Beadwork proves relaxing, provides new business venture for Simms
Casper – It all starts with some microscopic beads, heavy-duty thread, a loom and an idea. Several days later, it is a work of art. For Kailey Simms, it is relaxing to create unique beadwork gifts for clients, family and friends.
Like most young women, Simms’ interest in beadwork stemmed from a desire for a one-of-a-kind item that was too expensive for her to buy.
“It all started because I really wanted a beaded belt,” Simms says of her venture into beadwork three years ago.
“I loved how those belts look. I thought they were just gorgeous, but I didn’t want to spend $300 to $500 to get one,” she says.
A trip to Hobby Lobby produced some beads and a loom, and she went home and taught herself the craft.
“I never took any formal training, it was just mostly a lot of trial and error. When I would get stuck, I would look things up on the internet and YouTube until I figured it out on my own,” she explained.
Simms started out big.
“My first project was that belt I wanted so much,” she says. “When I finished it, the beads were a little bit wobbly and it wasn’t perfect, but it saved me a lot of money, and I’m so proud of it.”
In the last three years, she has made phenomenal progress with her work. Now she makes bracelets, hatbands, headbands and belts for clients, family and friends. She can also make horse tack, like beaded bridles and headstalls.
Starting a business
To market her designs, Simms started a small company, Double Twisted K Beadwork, which can be found on Facebook.
“Most of my work comes from word-of-mouth or from my Facebook page. I don’t market it anyplace, but I am in the process of building a website,” she says.
Simms develops her intriguing designs from things she sees that inspire her.
“Some of my best ideas came from my geometry class,” she recalls. “I like how the shapes and patterns all work together.”
She also has a beading program on her computer to help finalize her designs, and determine which colors look best together.
Most of the beadwork is custom, so Simms’ customers also give her some input into what they would like.
“Because it is expensive, customers usually want me to make something unique and something that is designed just for them,” she says. “As I make these items, I really enjoy seeing my clients’ personalities come out in the patterns.”
Although she hasn’t been commissioned for a really unique item, Simms has made some items with very unique patterns.
“I had a friend who requested a belt in eight different colors of beads,” she recalled. “I thought it looked a little wild, but it had an intricate design. It was actually pretty neat when I finished it.”
These belts can take anywhere from three days to a week to finish, depending on how complex the pattern is.
“Beadwork is very time consuming and tedious, and lots of people ask me how I can stand to do it, but I have found that I really enjoy it,” she comments.
Simms works with a local leather worker, Lee of 37 Custom Leather in Casper, who does the tooling and carving on the belts after she finishes the beadwork.

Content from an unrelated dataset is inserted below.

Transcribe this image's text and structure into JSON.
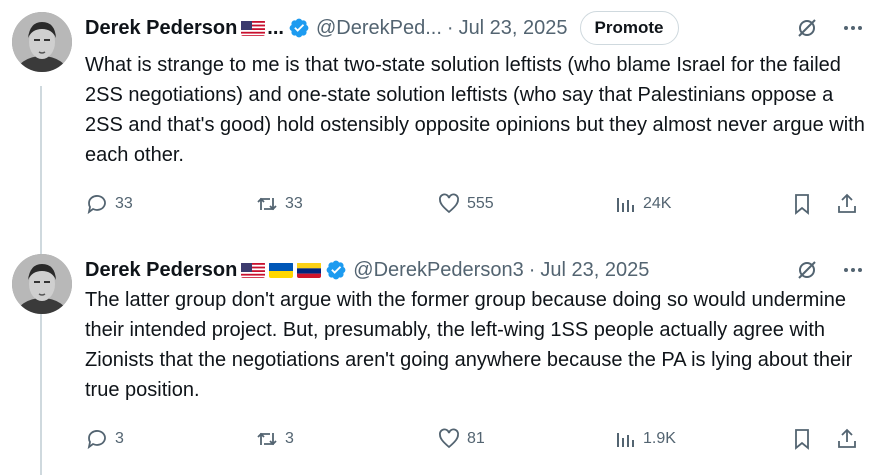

“The belts look really nice when he is done,” she says.
A look to the future
While she’s continually working on new projects, Simms is also finishing up an education degree through Western Governor’s University and substitute teaching full-time. Eventually, she hopes to become an elementary school teacher.
Because of her love for children, Simms readily contributes to children’s causes. Two of her more recent projects were belts for Fight Like a Kid, and the Make a Wish Foundation.
“Two amazing kids who are fighting cancer had a rodeo put on for them, and I was asked to make two very special belts for these children,” she says. “The best part is that I was able to do this at no cost. It is a cause that is very near and dear to my heart, and I was very honored to be asked to do it.”
Kailey Simms of Double Twisted K Beadwork recently wed Cody Simms, who is also a craftsman.
Cody enjoys welding and makes horseshoe tables in his spare time. These tables are a unique design that he would construct alongside his grandfather, Melvin Simms.
“His grandfather taught him to weld, and they would build these tables together. It is a project that is near and dear to his heart,” Kailey said.
Cody also makes different types of frames from barn wood. In their own home, he made a custom frame around their television. The frames can also be used for mirrors and pictures.
With the unique talents of this couple, they hope to one day open a small store in Casper, where they make their home.
“It is a dream of ours to open a store where we can sell the things we make,” Kailey says.
Gayle Smith is a correspondent for the Wyoming Livestock Roundup. Send comments on this article to firstname.lastname@example.org.